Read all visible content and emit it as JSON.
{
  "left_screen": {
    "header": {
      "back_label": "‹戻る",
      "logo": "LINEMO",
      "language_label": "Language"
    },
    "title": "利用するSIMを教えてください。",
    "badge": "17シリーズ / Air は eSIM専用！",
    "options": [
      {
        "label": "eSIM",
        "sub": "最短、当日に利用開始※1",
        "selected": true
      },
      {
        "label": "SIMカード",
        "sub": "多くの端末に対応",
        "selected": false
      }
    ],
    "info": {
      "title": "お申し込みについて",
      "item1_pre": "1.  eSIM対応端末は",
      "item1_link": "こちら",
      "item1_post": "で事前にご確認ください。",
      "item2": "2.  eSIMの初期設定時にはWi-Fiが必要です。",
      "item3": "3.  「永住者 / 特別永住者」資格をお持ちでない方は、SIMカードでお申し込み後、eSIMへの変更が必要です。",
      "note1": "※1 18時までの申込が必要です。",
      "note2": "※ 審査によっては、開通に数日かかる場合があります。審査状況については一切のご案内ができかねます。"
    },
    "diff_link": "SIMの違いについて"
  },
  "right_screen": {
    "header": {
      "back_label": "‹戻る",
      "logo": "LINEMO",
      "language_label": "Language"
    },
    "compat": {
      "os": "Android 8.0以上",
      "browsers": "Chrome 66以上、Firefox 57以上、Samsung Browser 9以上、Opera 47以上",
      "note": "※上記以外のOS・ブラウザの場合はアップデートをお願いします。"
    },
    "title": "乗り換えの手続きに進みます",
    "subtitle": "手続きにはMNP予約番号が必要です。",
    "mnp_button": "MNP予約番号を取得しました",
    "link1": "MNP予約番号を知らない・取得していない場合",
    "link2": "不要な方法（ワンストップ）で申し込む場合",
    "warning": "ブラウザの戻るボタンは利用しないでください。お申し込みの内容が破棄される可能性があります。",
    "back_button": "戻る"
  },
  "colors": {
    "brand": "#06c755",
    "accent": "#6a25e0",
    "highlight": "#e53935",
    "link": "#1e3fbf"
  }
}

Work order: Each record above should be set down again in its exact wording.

Response:
Read all visible content and emit it as JSON.
{
  "left_screen": {
    "header": {
      "back_label": "‹戻る",
      "logo": "LINEMO",
      "language_label": "Language"
    },
    "title": "利用するSIMを教えてください。",
    "badge": "17シリーズ / Air は eSIM専用！",
    "options": [
      {
        "label": "eSIM",
        "sub": "最短、当日に利用開始※1",
        "selected": true
      },
      {
        "label": "SIMカード",
        "sub": "多くの端末に対応",
        "selected": false
      }
    ],
    "info": {
      "title": "お申し込みについて",
      "item1_pre": "1.  eSIM対応端末は",
      "item1_link": "こちら",
      "item1_post": "で事前にご確認ください。",
      "item2": "2.  eSIMの初期設定時にはWi-Fiが必要です。",
      "item3": "3.  「永住者 / 特別永住者」資格をお持ちでない方は、SIMカードでお申し込み後、eSIMへの変更が必要です。",
      "note1": "※1 18時までの申込が必要です。",
      "note2": "※ 審査によっては、開通に数日かかる場合があります。審査状況については一切のご案内ができかねます。"
    },
    "diff_link": "SIMの違いについて"
  },
  "right_screen": {
    "header": {
      "back_label": "‹戻る",
      "logo": "LINEMO",
      "language_label": "Language"
    },
    "compat": {
      "os": "Android 8.0以上",
      "browsers": "Chrome 66以上、Firefox 57以上、Samsung Browser 9以上、Opera 47以上",
      "note": "※上記以外のOS・ブラウザの場合はアップデートをお願いします。"
    },
    "title": "乗り換えの手続きに進みます",
    "subtitle": "手続きにはMNP予約番号が必要です。",
    "mnp_button": "MNP予約番号を取得しました",
    "link1": "MNP予約番号を知らない・取得していない場合",
    "link2": "不要な方法（ワンストップ）で申し込む場合",
    "warning": "ブラウザの戻るボタンは利用しないでください。お申し込みの内容が破棄される可能性があります。",
    "back_button": "戻る"
  },
  "colors": {
    "brand": "#06c755",
    "accent": "#6a25e0",
    "highlight": "#e53935",
    "link": "#1e3fbf"
  }
}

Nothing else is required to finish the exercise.